◆ **To do**: Images are to be dropped, and the rest of the data reproduced exactly.

◆ **Provided material**:
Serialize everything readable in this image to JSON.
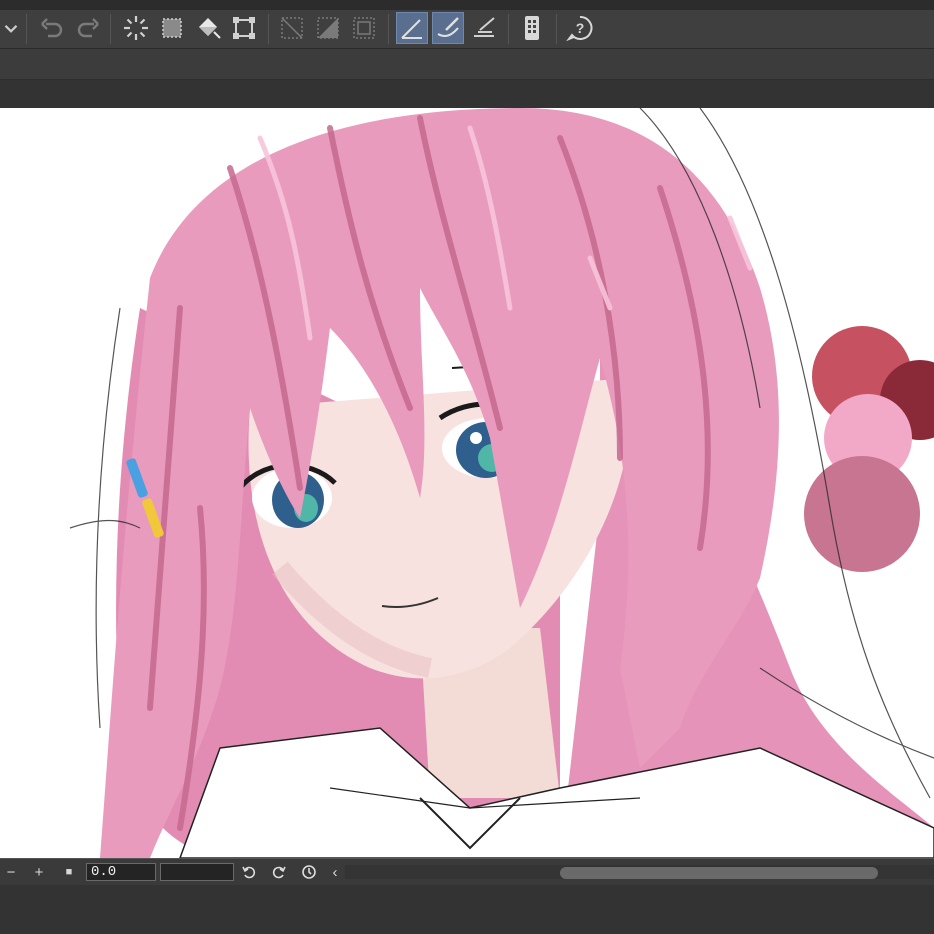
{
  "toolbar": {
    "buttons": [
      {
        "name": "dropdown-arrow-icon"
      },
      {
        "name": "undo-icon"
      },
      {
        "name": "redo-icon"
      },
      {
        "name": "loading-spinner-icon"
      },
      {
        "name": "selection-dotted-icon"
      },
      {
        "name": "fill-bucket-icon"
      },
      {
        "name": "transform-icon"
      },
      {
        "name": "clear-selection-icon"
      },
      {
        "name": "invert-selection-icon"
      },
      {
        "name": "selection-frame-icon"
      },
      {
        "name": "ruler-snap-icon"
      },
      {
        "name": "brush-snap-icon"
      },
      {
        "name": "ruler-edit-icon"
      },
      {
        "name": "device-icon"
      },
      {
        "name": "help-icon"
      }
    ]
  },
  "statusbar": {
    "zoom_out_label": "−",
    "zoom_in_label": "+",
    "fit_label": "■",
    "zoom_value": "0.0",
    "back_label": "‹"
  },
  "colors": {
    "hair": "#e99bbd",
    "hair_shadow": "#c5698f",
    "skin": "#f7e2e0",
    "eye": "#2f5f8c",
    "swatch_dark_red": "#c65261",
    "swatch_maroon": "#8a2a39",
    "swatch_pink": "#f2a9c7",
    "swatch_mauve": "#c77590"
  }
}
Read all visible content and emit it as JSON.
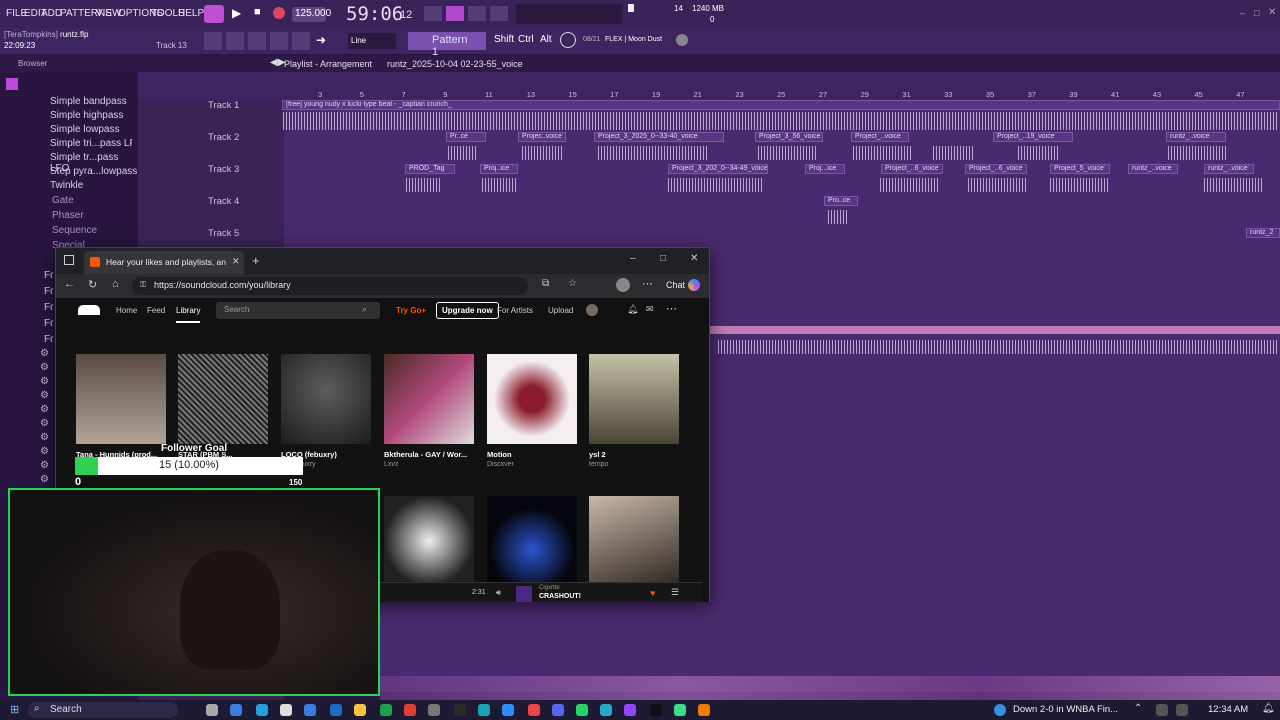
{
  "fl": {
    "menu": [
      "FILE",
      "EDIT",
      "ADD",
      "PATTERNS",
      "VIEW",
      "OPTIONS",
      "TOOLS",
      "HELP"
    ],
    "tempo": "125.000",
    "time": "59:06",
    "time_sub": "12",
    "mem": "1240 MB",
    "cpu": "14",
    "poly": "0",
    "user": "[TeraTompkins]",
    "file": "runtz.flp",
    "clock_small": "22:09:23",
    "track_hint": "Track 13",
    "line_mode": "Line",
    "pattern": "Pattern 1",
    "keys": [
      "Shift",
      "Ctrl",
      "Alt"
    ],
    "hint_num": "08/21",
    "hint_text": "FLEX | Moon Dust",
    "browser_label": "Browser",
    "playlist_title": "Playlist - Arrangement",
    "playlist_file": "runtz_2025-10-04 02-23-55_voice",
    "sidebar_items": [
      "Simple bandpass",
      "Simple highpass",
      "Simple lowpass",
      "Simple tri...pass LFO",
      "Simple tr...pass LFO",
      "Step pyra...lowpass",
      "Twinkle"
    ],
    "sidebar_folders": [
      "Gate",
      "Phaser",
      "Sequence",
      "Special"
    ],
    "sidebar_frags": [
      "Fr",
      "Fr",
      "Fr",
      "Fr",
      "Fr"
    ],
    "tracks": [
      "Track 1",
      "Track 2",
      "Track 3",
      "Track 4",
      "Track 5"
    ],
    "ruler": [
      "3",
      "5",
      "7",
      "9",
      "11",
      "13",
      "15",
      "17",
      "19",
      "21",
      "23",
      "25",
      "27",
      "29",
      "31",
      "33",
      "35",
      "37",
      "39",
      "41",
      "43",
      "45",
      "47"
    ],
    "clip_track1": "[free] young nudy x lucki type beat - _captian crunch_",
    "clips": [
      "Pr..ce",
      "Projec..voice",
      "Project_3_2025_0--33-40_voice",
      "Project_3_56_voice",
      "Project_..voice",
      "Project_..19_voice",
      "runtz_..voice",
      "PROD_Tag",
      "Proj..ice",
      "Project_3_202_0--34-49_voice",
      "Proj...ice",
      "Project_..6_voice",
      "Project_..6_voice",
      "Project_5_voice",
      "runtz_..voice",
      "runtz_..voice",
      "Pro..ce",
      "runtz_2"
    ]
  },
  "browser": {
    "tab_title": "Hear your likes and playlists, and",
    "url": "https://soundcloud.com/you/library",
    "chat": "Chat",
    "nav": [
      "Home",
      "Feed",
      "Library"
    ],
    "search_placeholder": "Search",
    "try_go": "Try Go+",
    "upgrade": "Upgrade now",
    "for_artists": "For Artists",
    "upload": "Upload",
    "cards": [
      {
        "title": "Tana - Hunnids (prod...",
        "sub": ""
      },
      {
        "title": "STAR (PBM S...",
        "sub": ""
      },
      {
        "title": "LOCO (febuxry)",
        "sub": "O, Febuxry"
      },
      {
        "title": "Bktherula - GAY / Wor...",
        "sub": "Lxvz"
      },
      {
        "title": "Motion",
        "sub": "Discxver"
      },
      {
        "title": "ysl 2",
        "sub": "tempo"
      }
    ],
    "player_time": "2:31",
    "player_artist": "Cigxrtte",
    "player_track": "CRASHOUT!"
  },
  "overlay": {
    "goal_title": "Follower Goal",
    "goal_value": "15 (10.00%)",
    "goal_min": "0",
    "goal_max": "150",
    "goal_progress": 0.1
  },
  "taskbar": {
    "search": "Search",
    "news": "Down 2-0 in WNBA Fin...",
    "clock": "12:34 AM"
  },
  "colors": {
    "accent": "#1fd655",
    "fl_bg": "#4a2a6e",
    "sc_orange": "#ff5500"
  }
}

◆ **Your solution**:
Serialize everything readable in this image to JSON.
{
  "toolbar": {
    "buttons": [
      {
        "name": "dropdown-arrow-icon"
      },
      {
        "name": "undo-icon"
      },
      {
        "name": "redo-icon"
      },
      {
        "name": "loading-spinner-icon"
      },
      {
        "name": "selection-dotted-icon"
      },
      {
        "name": "fill-bucket-icon"
      },
      {
        "name": "transform-icon"
      },
      {
        "name": "clear-selection-icon"
      },
      {
        "name": "invert-selection-icon"
      },
      {
        "name": "selection-frame-icon"
      },
      {
        "name": "ruler-snap-icon"
      },
      {
        "name": "brush-snap-icon"
      },
      {
        "name": "ruler-edit-icon"
      },
      {
        "name": "device-icon"
      },
      {
        "name": "help-icon"
      }
    ]
  },
  "statusbar": {
    "zoom_out_label": "−",
    "zoom_in_label": "+",
    "fit_label": "■",
    "zoom_value": "0.0",
    "back_label": "‹"
  },
  "colors": {
    "hair": "#e99bbd",
    "hair_shadow": "#c5698f",
    "skin": "#f7e2e0",
    "eye": "#2f5f8c",
    "swatch_dark_red": "#c65261",
    "swatch_maroon": "#8a2a39",
    "swatch_pink": "#f2a9c7",
    "swatch_mauve": "#c77590"
  }
}
Read all visible content and emit it as JSON.
{
  "fl": {
    "menu": [
      "FILE",
      "EDIT",
      "ADD",
      "PATTERNS",
      "VIEW",
      "OPTIONS",
      "TOOLS",
      "HELP"
    ],
    "tempo": "125.000",
    "time": "59:06",
    "time_sub": "12",
    "mem": "1240 MB",
    "cpu": "14",
    "poly": "0",
    "user": "[TeraTompkins]",
    "file": "runtz.flp",
    "clock_small": "22:09:23",
    "track_hint": "Track 13",
    "line_mode": "Line",
    "pattern": "Pattern 1",
    "keys": [
      "Shift",
      "Ctrl",
      "Alt"
    ],
    "hint_num": "08/21",
    "hint_text": "FLEX | Moon Dust",
    "browser_label": "Browser",
    "playlist_title": "Playlist - Arrangement",
    "playlist_file": "runtz_2025-10-04 02-23-55_voice",
    "sidebar_items": [
      "Simple bandpass",
      "Simple highpass",
      "Simple lowpass",
      "Simple tri...pass LFO",
      "Simple tr...pass LFO",
      "Step pyra...lowpass",
      "Twinkle"
    ],
    "sidebar_folders": [
      "Gate",
      "Phaser",
      "Sequence",
      "Special"
    ],
    "sidebar_frags": [
      "Fr",
      "Fr",
      "Fr",
      "Fr",
      "Fr"
    ],
    "tracks": [
      "Track 1",
      "Track 2",
      "Track 3",
      "Track 4",
      "Track 5"
    ],
    "ruler": [
      "3",
      "5",
      "7",
      "9",
      "11",
      "13",
      "15",
      "17",
      "19",
      "21",
      "23",
      "25",
      "27",
      "29",
      "31",
      "33",
      "35",
      "37",
      "39",
      "41",
      "43",
      "45",
      "47"
    ],
    "clip_track1": "[free] young nudy x lucki type beat - _captian crunch_",
    "clips": [
      "Pr..ce",
      "Projec..voice",
      "Project_3_2025_0--33-40_voice",
      "Project_3_56_voice",
      "Project_..voice",
      "Project_..19_voice",
      "runtz_..voice",
      "PROD_Tag",
      "Proj..ice",
      "Project_3_202_0--34-49_voice",
      "Proj...ice",
      "Project_..6_voice",
      "Project_..6_voice",
      "Project_5_voice",
      "runtz_..voice",
      "runtz_..voice",
      "Pro..ce",
      "runtz_2"
    ]
  },
  "browser": {
    "tab_title": "Hear your likes and playlists, and",
    "url": "https://soundcloud.com/you/library",
    "chat": "Chat",
    "nav": [
      "Home",
      "Feed",
      "Library"
    ],
    "search_placeholder": "Search",
    "try_go": "Try Go+",
    "upgrade": "Upgrade now",
    "for_artists": "For Artists",
    "upload": "Upload",
    "cards": [
      {
        "title": "Tana - Hunnids (prod...",
        "sub": ""
      },
      {
        "title": "STAR (PBM S...",
        "sub": ""
      },
      {
        "title": "LOCO (febuxry)",
        "sub": "O, Febuxry"
      },
      {
        "title": "Bktherula - GAY / Wor...",
        "sub": "Lxvz"
      },
      {
        "title": "Motion",
        "sub": "Discxver"
      },
      {
        "title": "ysl 2",
        "sub": "tempo"
      }
    ],
    "player_time": "2:31",
    "player_artist": "Cigxrtte",
    "player_track": "CRASHOUT!"
  },
  "overlay": {
    "goal_title": "Follower Goal",
    "goal_value": "15 (10.00%)",
    "goal_min": "0",
    "goal_max": "150",
    "goal_progress": 0.1
  },
  "taskbar": {
    "search": "Search",
    "news": "Down 2-0 in WNBA Fin...",
    "clock": "12:34 AM"
  },
  "colors": {
    "accent": "#1fd655",
    "fl_bg": "#4a2a6e",
    "sc_orange": "#ff5500"
  }
}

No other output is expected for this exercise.